Required work: Scan the entries below for "Vertical" and copy each line that holds it.

(Excerpts from an interface dataset)
================================

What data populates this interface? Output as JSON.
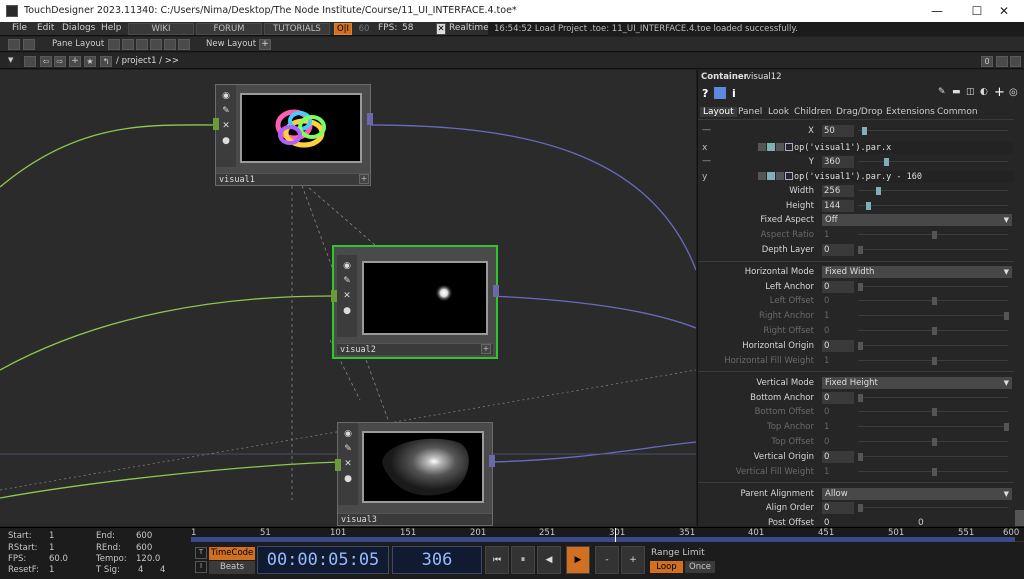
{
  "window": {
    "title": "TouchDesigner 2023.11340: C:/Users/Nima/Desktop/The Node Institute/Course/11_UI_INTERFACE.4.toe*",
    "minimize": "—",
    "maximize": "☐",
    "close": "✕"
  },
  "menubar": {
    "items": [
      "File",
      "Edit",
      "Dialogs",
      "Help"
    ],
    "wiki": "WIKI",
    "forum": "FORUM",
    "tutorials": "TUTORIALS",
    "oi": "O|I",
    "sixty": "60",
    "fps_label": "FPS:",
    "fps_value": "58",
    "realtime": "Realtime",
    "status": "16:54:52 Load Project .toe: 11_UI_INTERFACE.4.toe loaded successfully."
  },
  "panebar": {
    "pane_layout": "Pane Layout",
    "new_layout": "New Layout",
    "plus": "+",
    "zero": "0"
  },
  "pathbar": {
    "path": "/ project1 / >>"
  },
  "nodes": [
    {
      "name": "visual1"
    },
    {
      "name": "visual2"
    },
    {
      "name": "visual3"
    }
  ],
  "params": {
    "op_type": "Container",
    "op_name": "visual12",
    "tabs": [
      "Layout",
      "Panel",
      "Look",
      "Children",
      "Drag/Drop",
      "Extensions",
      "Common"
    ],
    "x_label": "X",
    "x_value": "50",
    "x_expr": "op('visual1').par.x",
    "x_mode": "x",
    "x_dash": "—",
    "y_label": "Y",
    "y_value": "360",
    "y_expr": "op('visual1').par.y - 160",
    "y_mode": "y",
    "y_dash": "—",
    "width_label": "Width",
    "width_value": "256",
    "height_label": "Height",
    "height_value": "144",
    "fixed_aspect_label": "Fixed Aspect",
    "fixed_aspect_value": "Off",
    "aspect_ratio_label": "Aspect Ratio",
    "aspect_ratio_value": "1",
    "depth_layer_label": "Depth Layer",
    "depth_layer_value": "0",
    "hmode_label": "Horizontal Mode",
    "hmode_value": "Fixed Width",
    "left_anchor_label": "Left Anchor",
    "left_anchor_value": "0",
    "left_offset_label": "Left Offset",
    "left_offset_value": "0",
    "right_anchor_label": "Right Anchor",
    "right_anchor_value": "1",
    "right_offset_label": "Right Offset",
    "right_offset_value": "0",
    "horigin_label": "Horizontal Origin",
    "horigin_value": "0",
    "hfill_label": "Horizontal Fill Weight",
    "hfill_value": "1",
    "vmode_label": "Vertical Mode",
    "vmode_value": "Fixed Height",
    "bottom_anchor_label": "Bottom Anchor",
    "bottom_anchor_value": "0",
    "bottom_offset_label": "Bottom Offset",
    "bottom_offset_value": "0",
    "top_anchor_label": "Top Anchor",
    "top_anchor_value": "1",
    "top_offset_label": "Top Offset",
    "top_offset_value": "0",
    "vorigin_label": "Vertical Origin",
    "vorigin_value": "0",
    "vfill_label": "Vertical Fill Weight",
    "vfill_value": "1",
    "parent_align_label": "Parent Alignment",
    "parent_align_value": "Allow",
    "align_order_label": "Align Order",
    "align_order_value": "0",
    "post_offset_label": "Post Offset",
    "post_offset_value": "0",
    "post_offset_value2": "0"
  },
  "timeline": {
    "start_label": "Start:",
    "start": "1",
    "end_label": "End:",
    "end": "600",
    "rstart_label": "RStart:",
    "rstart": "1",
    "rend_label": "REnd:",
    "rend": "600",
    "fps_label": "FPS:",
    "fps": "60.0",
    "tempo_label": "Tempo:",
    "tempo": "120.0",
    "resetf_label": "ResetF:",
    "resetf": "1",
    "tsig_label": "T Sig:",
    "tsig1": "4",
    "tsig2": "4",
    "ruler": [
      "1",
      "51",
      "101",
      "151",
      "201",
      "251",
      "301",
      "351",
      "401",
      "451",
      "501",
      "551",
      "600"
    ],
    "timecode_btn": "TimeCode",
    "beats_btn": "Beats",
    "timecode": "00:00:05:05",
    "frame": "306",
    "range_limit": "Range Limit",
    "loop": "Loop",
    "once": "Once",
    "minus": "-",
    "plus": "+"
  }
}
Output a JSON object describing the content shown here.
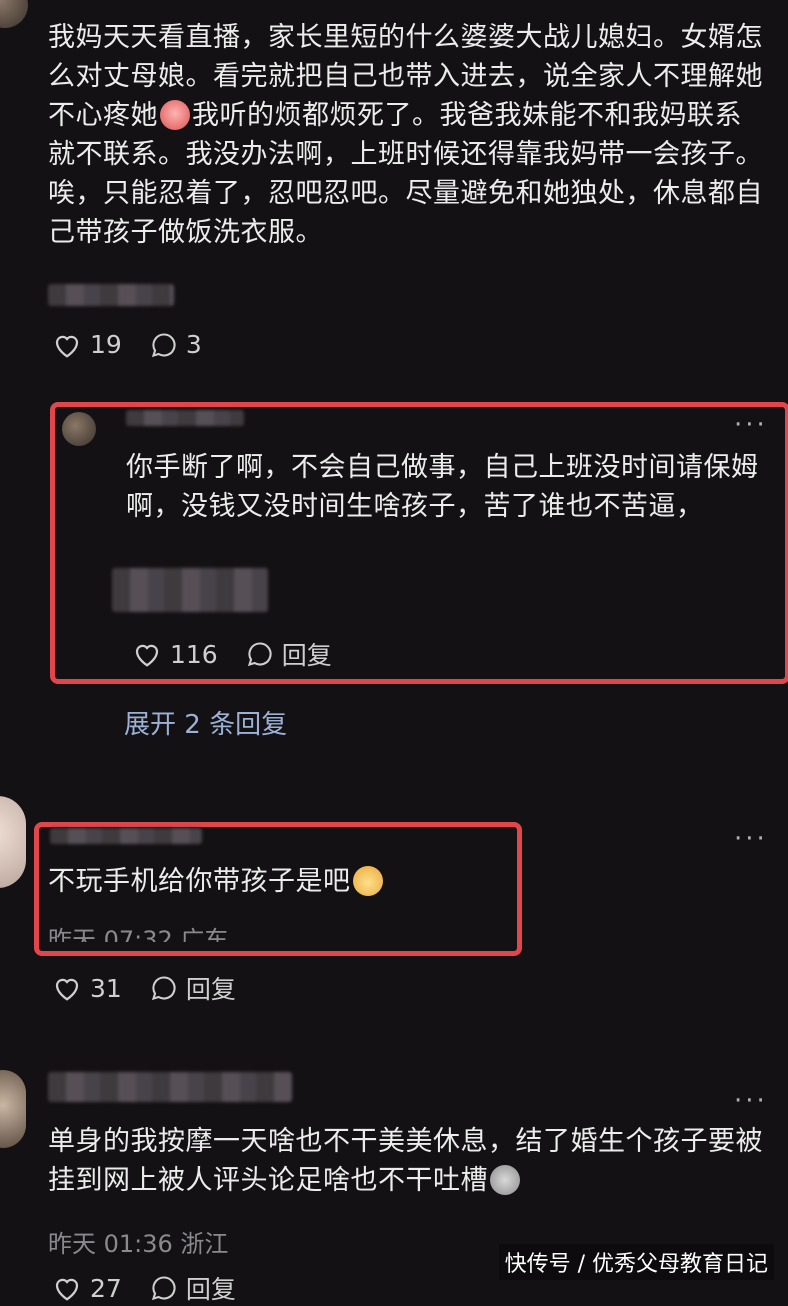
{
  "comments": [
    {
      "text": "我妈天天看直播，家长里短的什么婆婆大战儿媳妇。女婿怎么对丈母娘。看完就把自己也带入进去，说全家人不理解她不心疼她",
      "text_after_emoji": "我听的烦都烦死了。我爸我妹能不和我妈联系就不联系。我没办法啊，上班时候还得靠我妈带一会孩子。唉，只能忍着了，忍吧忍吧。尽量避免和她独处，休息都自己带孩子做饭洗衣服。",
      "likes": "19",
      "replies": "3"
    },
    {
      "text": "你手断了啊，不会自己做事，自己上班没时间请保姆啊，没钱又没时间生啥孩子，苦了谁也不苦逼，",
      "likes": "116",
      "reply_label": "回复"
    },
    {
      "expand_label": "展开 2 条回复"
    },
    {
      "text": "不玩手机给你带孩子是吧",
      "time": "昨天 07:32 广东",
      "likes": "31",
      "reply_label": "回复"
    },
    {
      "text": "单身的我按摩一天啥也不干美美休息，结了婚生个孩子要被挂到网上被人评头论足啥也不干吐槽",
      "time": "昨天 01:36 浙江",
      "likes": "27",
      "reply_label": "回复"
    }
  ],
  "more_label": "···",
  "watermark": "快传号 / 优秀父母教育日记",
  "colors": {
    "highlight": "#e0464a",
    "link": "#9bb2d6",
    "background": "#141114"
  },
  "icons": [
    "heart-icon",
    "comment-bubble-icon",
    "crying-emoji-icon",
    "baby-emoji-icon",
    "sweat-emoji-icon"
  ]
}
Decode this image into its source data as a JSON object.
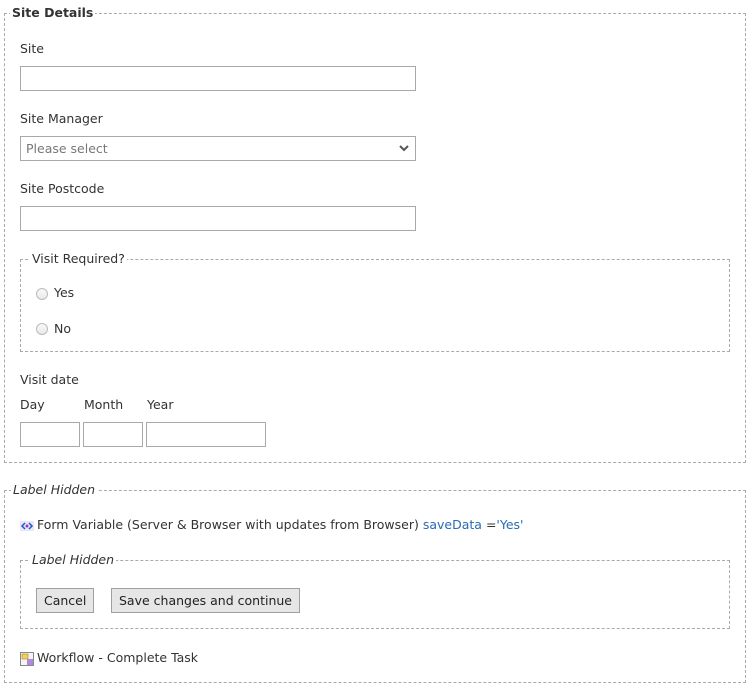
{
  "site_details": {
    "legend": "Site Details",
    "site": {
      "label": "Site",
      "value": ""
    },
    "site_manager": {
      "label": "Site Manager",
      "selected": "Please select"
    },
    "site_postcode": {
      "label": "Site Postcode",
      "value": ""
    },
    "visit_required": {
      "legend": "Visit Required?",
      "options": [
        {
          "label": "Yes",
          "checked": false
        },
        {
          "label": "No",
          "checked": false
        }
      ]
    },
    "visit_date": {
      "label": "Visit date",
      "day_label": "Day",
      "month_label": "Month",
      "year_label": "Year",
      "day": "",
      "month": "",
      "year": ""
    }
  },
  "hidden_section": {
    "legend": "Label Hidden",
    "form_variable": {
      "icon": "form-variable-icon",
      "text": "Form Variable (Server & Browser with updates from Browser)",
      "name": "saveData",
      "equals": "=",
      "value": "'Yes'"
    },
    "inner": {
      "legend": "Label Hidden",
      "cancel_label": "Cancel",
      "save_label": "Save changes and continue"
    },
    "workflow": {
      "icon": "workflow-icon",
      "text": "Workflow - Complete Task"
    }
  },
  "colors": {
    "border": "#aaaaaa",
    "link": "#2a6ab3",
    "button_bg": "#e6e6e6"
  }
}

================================

Task response:
    "vmode_label": "Vertical Mode",
    "vorigin_label": "Vertical Origin",
    "vfill_label": "Vertical Fill Weight",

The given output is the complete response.